- ACTION ITEM
Go through the entries below and copy each line containing the word "icon".

(Items listed in a dataset)
-- Opening Marker --
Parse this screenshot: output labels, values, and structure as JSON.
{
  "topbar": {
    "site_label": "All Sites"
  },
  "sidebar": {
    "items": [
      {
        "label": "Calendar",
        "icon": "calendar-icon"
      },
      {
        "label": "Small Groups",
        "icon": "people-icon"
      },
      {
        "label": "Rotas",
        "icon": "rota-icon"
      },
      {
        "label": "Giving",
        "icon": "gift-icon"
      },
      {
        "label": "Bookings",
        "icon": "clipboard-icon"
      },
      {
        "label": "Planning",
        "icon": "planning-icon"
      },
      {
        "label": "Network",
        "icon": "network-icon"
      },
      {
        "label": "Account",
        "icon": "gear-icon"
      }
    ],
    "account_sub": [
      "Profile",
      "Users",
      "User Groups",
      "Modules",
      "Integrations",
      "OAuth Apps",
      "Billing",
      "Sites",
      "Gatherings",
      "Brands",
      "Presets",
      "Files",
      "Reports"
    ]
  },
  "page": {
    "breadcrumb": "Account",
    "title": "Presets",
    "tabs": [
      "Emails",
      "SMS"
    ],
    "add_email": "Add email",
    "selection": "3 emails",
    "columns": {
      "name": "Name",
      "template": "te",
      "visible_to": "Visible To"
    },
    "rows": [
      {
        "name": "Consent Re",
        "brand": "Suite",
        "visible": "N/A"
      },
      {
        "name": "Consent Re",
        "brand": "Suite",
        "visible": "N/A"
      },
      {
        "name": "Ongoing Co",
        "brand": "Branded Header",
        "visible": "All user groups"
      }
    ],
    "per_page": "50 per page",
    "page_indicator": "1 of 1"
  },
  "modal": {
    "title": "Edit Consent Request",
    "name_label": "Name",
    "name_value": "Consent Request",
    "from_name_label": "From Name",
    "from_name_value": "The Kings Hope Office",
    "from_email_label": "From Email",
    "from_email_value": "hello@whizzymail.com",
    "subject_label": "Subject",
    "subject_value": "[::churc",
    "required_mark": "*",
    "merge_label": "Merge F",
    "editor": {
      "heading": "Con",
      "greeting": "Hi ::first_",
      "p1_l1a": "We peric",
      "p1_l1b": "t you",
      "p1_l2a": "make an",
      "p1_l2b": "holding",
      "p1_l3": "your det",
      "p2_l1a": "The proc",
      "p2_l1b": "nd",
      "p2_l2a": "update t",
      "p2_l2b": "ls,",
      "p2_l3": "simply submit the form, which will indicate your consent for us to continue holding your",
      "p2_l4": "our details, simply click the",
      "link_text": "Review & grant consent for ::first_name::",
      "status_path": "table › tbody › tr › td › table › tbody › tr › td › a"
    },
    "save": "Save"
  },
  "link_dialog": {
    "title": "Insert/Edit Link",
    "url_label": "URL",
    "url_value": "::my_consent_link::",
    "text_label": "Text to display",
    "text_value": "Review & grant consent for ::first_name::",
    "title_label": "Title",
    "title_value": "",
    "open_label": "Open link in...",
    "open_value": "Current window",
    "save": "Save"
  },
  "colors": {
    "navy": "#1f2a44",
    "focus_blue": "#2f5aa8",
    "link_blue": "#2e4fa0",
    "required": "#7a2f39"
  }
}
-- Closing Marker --
- RESULT OF THIS EXERCISE
        "icon": "calendar-icon"
        "icon": "people-icon"
        "icon": "rota-icon"
        "icon": "gift-icon"
        "icon": "clipboard-icon"
        "icon": "planning-icon"
        "icon": "network-icon"
        "icon": "gear-icon"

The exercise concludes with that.